And resting on a lush risotto enlivened by sunchokes, cheese and pepper, was a tender, braised short rib given a most satisfying tingle from a garam masala rub.
For dessert, a finely crafted semifreddo — a mousse-y charmer made of chocolate and hazelnut — yielded considerable pleasure.
Our drinks that evening included well-blended cocktails and consistently successful choices from a compact wine list.
Speaking of alcohol, I’d be happy to spend time in the intimate first-floor bar, a welcome addition during the renovation. The wonderful second-floor marble bar, a popular spot in Brass Elephant days, looks better than ever and, together with stylish lounge spaces, contributes to the restaurant’s inviting ambience.
In the end, there is so much right about The Elephant that you can’t help but root for it to prosper, enlivening the neighborhood and generating many a pleasant memory for future diners.
Rating: 3.5 stars
Where: 924 North Charles St., Mount Vernon
Contact: 443-447-7878, theelephantbaltimore.com
Dinner hours: 5 p.m. to 10 p.m. Tuesday through Saturday; 3 p.m. to 8 p.m. Sunday.
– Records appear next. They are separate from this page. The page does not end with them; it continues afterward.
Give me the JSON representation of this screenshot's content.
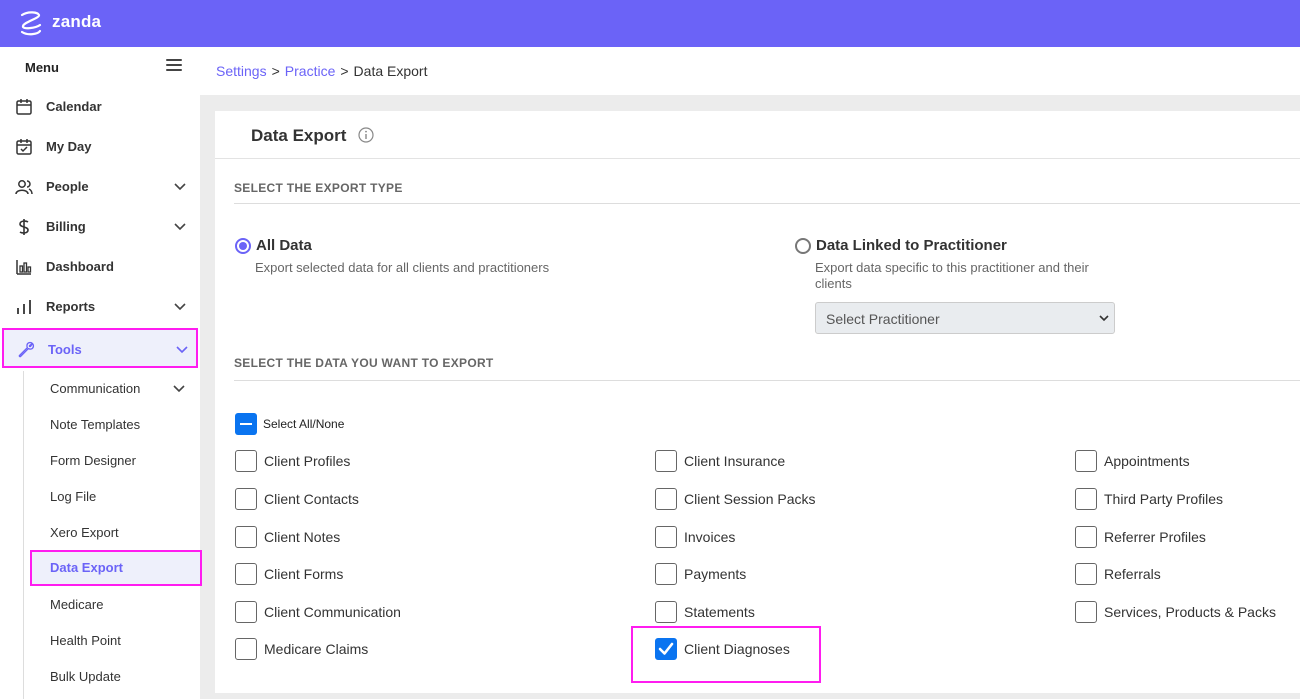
{
  "app": {
    "brand": "zanda"
  },
  "sidebar": {
    "menu_label": "Menu",
    "items": [
      {
        "label": "Calendar",
        "icon": "calendar-icon"
      },
      {
        "label": "My Day",
        "icon": "calendar-check-icon"
      },
      {
        "label": "People",
        "icon": "people-icon",
        "has_children": true
      },
      {
        "label": "Billing",
        "icon": "dollar-icon",
        "has_children": true
      },
      {
        "label": "Dashboard",
        "icon": "dashboard-icon"
      },
      {
        "label": "Reports",
        "icon": "bar-chart-icon",
        "has_children": true
      },
      {
        "label": "Tools",
        "icon": "wrench-icon",
        "has_children": true,
        "active": true
      }
    ],
    "tools_sub": [
      {
        "label": "Communication",
        "has_children": true
      },
      {
        "label": "Note Templates"
      },
      {
        "label": "Form Designer"
      },
      {
        "label": "Log File"
      },
      {
        "label": "Xero Export"
      },
      {
        "label": "Data Export",
        "active": true
      },
      {
        "label": "Medicare"
      },
      {
        "label": "Health Point"
      },
      {
        "label": "Bulk Update"
      }
    ]
  },
  "breadcrumb": {
    "settings": "Settings",
    "practice": "Practice",
    "current": "Data Export",
    "separator": ">"
  },
  "card": {
    "title": "Data Export",
    "export_type_heading": "SELECT THE EXPORT TYPE",
    "options": {
      "all": {
        "label": "All Data",
        "description": "Export selected data for all clients and practitioners",
        "selected": true
      },
      "linked": {
        "label": "Data Linked to Practitioner",
        "description": "Export data specific to this practitioner and their clients",
        "selected": false
      }
    },
    "practitioner_select": {
      "value": "Select Practitioner"
    },
    "data_heading": "SELECT THE DATA YOU WANT TO EXPORT",
    "select_all_label": "Select All/None",
    "checkboxes": {
      "col1": [
        {
          "label": "Client Profiles",
          "checked": false
        },
        {
          "label": "Client Contacts",
          "checked": false
        },
        {
          "label": "Client Notes",
          "checked": false
        },
        {
          "label": "Client Forms",
          "checked": false
        },
        {
          "label": "Client Communication",
          "checked": false
        },
        {
          "label": "Medicare Claims",
          "checked": false
        }
      ],
      "col2": [
        {
          "label": "Client Insurance",
          "checked": false
        },
        {
          "label": "Client Session Packs",
          "checked": false
        },
        {
          "label": "Invoices",
          "checked": false
        },
        {
          "label": "Payments",
          "checked": false
        },
        {
          "label": "Statements",
          "checked": false
        },
        {
          "label": "Client Diagnoses",
          "checked": true
        }
      ],
      "col3": [
        {
          "label": "Appointments",
          "checked": false
        },
        {
          "label": "Third Party Profiles",
          "checked": false
        },
        {
          "label": "Referrer Profiles",
          "checked": false
        },
        {
          "label": "Referrals",
          "checked": false
        },
        {
          "label": "Services, Products & Packs",
          "checked": false
        }
      ]
    }
  },
  "colors": {
    "brand": "#6b63f7",
    "highlight": "#ff1cf0",
    "checkbox_blue": "#0a74f0"
  }
}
Upstairs lounge/bar: 5 p.m. to last call at midnight Thursday to Saturday.
Prices: Appetizers $10 to $14; entrees $26 to $45.
Noise/TVs: Subdued noise level; no televisions in the dining area.
Service: Friendly, casual.
Parking: Valet, parking lot, street.
Special diets: They can be accommodated.
Reservation policy: Accepts reservations.
Handicap accessible: Yes
[Key: Superlative: 5 stars; Excellent: 4 stars; Very good: 3 stars; Good: 2 stars; Promising: 1 star.]